Analyses of recorded data showed that fewer young were born in second litters than in first litters of JU/Fa mice and that the reduction in the size of the second litters occurred only when lactation was concurrent with gestation.
The effect of concurrent lactation on prenatal mortality in second pregnancies was experimentally tested. 46% of lactating females and 7% of non-lactating females, mated in the post-partum oestrus, lost whole litters. Dissections of lactating and non-lactating pregnant females showed that concurrent lactation caused a significant decrease in the number of live embryos. This was the consequence of the extremely high post-implantation mortality—48·3% of implanted embryos—in lactating females. The excess deaths occurred mainly in the `middle' period, i.e. from 5 to 7 days after implantation.

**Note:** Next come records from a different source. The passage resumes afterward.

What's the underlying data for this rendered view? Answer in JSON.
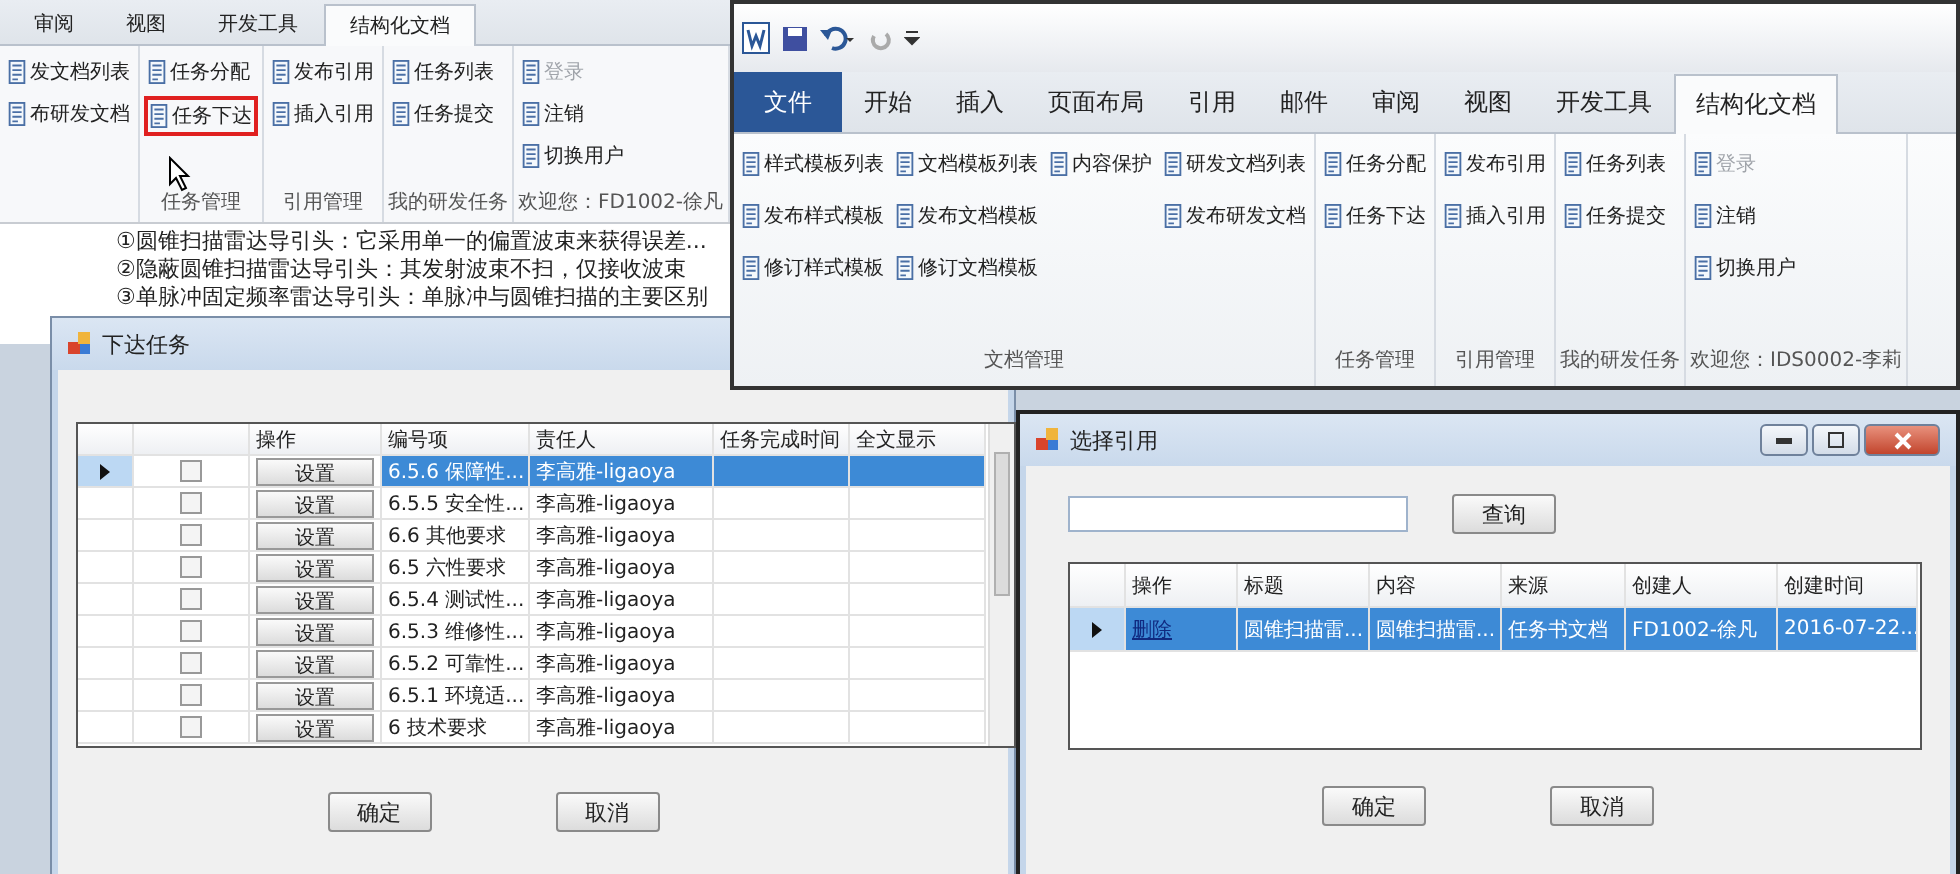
{
  "back_ribbon": {
    "tabs": [
      {
        "label": "审阅",
        "selected": false
      },
      {
        "label": "视图",
        "selected": false
      },
      {
        "label": "开发工具",
        "selected": false
      },
      {
        "label": "结构化文档",
        "selected": true
      }
    ],
    "groups": [
      {
        "columns": [
          [
            {
              "label": "发文档列表",
              "disabled": false,
              "highlighted": false
            },
            {
              "label": "布研发文档",
              "disabled": false,
              "highlighted": false
            }
          ]
        ]
      },
      {
        "label": "任务管理",
        "columns": [
          [
            {
              "label": "任务分配",
              "disabled": false,
              "highlighted": false
            },
            {
              "label": "任务下达",
              "disabled": false,
              "highlighted": true
            }
          ]
        ]
      },
      {
        "label": "引用管理",
        "columns": [
          [
            {
              "label": "发布引用",
              "disabled": false,
              "highlighted": false
            },
            {
              "label": "插入引用",
              "disabled": false,
              "highlighted": false
            }
          ]
        ]
      },
      {
        "label": "我的研发任务",
        "columns": [
          [
            {
              "label": "任务列表",
              "disabled": false,
              "highlighted": false
            },
            {
              "label": "任务提交",
              "disabled": false,
              "highlighted": false
            }
          ]
        ]
      },
      {
        "label": "欢迎您：FD1002-徐凡",
        "columns": [
          [
            {
              "label": "登录",
              "disabled": true,
              "highlighted": false
            },
            {
              "label": "注销",
              "disabled": false,
              "highlighted": false
            },
            {
              "label": "切换用户",
              "disabled": false,
              "highlighted": false
            }
          ]
        ]
      }
    ]
  },
  "document": {
    "lines": [
      "①圆锥扫描雷达导引头：它采用单一的偏置波束来获得误差...",
      "②隐蔽圆锥扫描雷达导引头：其发射波束不扫，仅接收波束",
      "③单脉冲固定频率雷达导引头：单脉冲与圆锥扫描的主要区别"
    ]
  },
  "front_ribbon": {
    "tabs": [
      {
        "label": "文件",
        "kind": "file",
        "selected": false
      },
      {
        "label": "开始",
        "kind": "tab",
        "selected": false
      },
      {
        "label": "插入",
        "kind": "tab",
        "selected": false
      },
      {
        "label": "页面布局",
        "kind": "tab",
        "selected": false
      },
      {
        "label": "引用",
        "kind": "tab",
        "selected": false
      },
      {
        "label": "邮件",
        "kind": "tab",
        "selected": false
      },
      {
        "label": "审阅",
        "kind": "tab",
        "selected": false
      },
      {
        "label": "视图",
        "kind": "tab",
        "selected": false
      },
      {
        "label": "开发工具",
        "kind": "tab",
        "selected": false
      },
      {
        "label": "结构化文档",
        "kind": "tab",
        "selected": true
      }
    ],
    "groups": [
      {
        "label": "文档管理",
        "columns": [
          [
            {
              "label": "样式模板列表",
              "disabled": false,
              "highlighted": false
            },
            {
              "label": "发布样式模板",
              "disabled": false,
              "highlighted": false
            },
            {
              "label": "修订样式模板",
              "disabled": false,
              "highlighted": false
            }
          ],
          [
            {
              "label": "文档模板列表",
              "disabled": false,
              "highlighted": false
            },
            {
              "label": "发布文档模板",
              "disabled": false,
              "highlighted": false
            },
            {
              "label": "修订文档模板",
              "disabled": false,
              "highlighted": false
            }
          ],
          [
            {
              "label": "内容保护",
              "disabled": false,
              "highlighted": false
            }
          ],
          [
            {
              "label": "研发文档列表",
              "disabled": false,
              "highlighted": false
            },
            {
              "label": "发布研发文档",
              "disabled": false,
              "highlighted": false
            }
          ]
        ]
      },
      {
        "label": "任务管理",
        "columns": [
          [
            {
              "label": "任务分配",
              "disabled": false,
              "highlighted": false
            },
            {
              "label": "任务下达",
              "disabled": false,
              "highlighted": false
            }
          ]
        ]
      },
      {
        "label": "引用管理",
        "columns": [
          [
            {
              "label": "发布引用",
              "disabled": false,
              "highlighted": false
            },
            {
              "label": "插入引用",
              "disabled": false,
              "highlighted": false
            }
          ]
        ]
      },
      {
        "label": "我的研发任务",
        "columns": [
          [
            {
              "label": "任务列表",
              "disabled": false,
              "highlighted": false
            },
            {
              "label": "任务提交",
              "disabled": false,
              "highlighted": false
            }
          ]
        ]
      },
      {
        "label": "欢迎您：IDS0002-李莉",
        "columns": [
          [
            {
              "label": "登录",
              "disabled": true,
              "highlighted": false
            },
            {
              "label": "注销",
              "disabled": false,
              "highlighted": false
            },
            {
              "label": "切换用户",
              "disabled": false,
              "highlighted": false
            }
          ]
        ]
      }
    ]
  },
  "assign_dialog": {
    "title": "下达任务",
    "columns": [
      "操作",
      "编号项",
      "责任人",
      "任务完成时间",
      "全文显示"
    ],
    "rows": [
      {
        "selected": true,
        "checked": false,
        "action": "设置",
        "code": "6.5.6 保障性...",
        "owner": "李高雅-ligaoya"
      },
      {
        "selected": false,
        "checked": false,
        "action": "设置",
        "code": "6.5.5 安全性...",
        "owner": "李高雅-ligaoya"
      },
      {
        "selected": false,
        "checked": false,
        "action": "设置",
        "code": "6.6 其他要求",
        "owner": "李高雅-ligaoya"
      },
      {
        "selected": false,
        "checked": false,
        "action": "设置",
        "code": "6.5 六性要求",
        "owner": "李高雅-ligaoya"
      },
      {
        "selected": false,
        "checked": false,
        "action": "设置",
        "code": "6.5.4 测试性...",
        "owner": "李高雅-ligaoya"
      },
      {
        "selected": false,
        "checked": false,
        "action": "设置",
        "code": "6.5.3 维修性...",
        "owner": "李高雅-ligaoya"
      },
      {
        "selected": false,
        "checked": false,
        "action": "设置",
        "code": "6.5.2 可靠性...",
        "owner": "李高雅-ligaoya"
      },
      {
        "selected": false,
        "checked": false,
        "action": "设置",
        "code": "6.5.1 环境适...",
        "owner": "李高雅-ligaoya"
      },
      {
        "selected": false,
        "checked": false,
        "action": "设置",
        "code": "6 技术要求",
        "owner": "李高雅-ligaoya"
      }
    ],
    "buttons": [
      "确定",
      "取消"
    ]
  },
  "reference_dialog": {
    "title": "选择引用",
    "search_button": "查询",
    "columns": [
      "操作",
      "标题",
      "内容",
      "来源",
      "创建人",
      "创建时间"
    ],
    "rows": [
      {
        "selected": true,
        "cells": [
          "删除",
          "圆锥扫描雷...",
          "圆锥扫描雷...",
          "任务书文档",
          "FD1002-徐凡",
          "2016-07-22..."
        ]
      }
    ],
    "buttons": [
      "确定",
      "取消"
    ]
  }
}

Progesterone was injected into nineteen mated lactating females from the 5th to the 17th day of lactation. The doses given were equivalent to 2·5 mg/day over this period. Whole-litter losses did not occur and the incidence of `middle' post-implantation mortality was reduced to `non-lactating' levels. Implantation, which was markedly delayed in untreated lactating females, occurred 1 or 2 days after the first injection in all but one treated female. It is therefore suggested that concurrent lactation causes progesterone deficiency during pregnancy in JU mice.